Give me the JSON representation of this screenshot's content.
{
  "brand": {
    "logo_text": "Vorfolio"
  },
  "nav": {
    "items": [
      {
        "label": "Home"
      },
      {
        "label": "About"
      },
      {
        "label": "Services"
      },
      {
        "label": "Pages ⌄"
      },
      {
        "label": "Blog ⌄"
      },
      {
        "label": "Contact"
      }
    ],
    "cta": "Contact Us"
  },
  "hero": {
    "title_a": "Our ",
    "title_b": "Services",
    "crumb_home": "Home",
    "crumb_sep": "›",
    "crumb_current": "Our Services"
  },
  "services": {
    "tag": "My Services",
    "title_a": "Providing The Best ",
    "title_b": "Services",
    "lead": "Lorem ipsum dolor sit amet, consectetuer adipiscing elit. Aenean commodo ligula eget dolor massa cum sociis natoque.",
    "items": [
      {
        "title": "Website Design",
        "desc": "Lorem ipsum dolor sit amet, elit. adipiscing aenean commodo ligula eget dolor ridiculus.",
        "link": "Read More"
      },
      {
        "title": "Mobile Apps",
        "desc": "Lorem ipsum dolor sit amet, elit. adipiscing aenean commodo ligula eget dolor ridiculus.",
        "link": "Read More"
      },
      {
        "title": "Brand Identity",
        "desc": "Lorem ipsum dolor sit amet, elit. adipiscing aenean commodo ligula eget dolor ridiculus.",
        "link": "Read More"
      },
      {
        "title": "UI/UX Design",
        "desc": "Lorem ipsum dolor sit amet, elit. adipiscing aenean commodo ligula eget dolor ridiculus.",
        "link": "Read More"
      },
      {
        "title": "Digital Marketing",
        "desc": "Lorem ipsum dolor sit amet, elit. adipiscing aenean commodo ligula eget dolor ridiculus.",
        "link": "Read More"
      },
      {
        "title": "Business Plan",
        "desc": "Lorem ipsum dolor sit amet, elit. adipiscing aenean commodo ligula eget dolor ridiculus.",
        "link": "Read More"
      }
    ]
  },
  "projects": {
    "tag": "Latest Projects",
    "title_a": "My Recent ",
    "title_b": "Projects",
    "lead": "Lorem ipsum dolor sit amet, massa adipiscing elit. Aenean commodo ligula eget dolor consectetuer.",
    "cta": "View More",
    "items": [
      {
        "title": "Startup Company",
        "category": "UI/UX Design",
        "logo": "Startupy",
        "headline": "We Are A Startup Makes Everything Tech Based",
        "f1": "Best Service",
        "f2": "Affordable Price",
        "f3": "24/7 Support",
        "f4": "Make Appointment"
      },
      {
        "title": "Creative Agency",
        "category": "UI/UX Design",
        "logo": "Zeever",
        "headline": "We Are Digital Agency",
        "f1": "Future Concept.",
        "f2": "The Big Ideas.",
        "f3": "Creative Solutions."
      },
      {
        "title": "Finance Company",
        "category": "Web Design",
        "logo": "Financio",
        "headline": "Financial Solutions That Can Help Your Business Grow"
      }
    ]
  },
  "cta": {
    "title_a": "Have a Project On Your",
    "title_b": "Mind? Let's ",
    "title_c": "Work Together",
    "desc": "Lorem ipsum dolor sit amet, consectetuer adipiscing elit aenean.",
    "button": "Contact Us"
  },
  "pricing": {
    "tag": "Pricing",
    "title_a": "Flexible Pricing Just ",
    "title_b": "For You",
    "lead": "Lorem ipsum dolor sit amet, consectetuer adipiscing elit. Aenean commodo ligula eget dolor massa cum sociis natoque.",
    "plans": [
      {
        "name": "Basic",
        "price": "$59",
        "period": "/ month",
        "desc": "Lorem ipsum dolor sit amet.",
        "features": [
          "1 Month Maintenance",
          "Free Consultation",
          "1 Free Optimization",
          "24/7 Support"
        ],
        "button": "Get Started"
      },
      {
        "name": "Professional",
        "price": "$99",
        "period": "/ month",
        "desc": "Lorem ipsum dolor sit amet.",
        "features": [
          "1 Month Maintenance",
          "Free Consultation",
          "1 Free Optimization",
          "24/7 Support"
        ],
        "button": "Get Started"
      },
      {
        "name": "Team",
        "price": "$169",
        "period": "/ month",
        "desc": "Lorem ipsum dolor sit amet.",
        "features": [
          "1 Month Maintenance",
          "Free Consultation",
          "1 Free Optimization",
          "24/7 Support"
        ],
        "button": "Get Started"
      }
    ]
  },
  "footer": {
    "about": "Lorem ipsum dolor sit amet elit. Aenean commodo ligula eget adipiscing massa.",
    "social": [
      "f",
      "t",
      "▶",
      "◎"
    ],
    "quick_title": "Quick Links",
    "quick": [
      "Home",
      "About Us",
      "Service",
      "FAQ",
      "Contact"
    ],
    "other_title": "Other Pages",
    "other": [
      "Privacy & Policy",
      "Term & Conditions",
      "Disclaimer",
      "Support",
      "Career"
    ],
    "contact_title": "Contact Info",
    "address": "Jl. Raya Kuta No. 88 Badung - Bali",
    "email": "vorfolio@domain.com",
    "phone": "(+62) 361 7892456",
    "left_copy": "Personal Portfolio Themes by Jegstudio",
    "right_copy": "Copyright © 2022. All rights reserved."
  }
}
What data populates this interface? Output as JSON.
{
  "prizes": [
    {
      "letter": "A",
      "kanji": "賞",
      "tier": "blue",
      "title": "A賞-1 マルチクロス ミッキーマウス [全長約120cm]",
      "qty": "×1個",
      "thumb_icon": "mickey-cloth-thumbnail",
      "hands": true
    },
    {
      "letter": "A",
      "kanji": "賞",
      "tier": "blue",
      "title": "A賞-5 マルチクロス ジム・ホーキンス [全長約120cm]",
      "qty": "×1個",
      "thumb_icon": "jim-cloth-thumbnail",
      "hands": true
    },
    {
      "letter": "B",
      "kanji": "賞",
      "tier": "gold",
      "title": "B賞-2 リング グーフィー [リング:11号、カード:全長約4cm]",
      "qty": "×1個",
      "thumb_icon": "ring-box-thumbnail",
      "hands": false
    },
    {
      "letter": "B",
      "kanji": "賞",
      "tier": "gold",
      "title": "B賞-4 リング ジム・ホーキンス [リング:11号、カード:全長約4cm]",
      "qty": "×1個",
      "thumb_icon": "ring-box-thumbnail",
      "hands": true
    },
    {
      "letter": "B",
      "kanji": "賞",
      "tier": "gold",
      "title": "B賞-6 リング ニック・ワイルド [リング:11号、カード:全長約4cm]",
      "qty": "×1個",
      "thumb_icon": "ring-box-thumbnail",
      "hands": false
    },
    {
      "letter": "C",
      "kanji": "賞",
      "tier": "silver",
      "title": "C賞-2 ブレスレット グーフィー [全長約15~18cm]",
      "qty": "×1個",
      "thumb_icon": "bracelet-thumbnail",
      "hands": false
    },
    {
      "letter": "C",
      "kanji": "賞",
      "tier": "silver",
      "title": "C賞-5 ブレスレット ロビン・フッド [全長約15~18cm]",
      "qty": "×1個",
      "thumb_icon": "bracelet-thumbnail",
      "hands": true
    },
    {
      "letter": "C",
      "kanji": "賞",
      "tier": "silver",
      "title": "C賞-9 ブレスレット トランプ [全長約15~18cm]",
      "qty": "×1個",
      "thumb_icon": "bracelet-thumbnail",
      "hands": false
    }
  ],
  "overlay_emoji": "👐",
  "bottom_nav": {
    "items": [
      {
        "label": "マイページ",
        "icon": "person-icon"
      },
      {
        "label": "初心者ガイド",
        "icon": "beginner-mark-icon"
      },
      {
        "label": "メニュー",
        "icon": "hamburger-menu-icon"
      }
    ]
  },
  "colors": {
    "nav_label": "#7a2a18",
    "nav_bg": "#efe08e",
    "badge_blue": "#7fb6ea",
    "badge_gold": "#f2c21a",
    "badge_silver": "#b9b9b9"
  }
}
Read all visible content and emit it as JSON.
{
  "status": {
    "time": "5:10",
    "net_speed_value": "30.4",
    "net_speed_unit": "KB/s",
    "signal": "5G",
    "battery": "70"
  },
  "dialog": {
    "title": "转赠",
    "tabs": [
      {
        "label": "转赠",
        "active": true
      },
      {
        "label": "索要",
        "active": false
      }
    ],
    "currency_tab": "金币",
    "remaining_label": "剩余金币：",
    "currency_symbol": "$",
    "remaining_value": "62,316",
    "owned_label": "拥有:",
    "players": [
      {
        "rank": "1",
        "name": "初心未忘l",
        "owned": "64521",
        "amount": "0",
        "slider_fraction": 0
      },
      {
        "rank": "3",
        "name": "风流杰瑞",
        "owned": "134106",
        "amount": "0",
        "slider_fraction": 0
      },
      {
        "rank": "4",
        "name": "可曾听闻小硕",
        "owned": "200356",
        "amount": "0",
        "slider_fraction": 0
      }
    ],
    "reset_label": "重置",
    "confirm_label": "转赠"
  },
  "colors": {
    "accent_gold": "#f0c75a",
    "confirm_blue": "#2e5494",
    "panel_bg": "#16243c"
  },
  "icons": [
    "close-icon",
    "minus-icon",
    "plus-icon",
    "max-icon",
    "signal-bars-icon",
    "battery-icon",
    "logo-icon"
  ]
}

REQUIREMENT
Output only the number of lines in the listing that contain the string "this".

RESPONSE TO THE TASK
2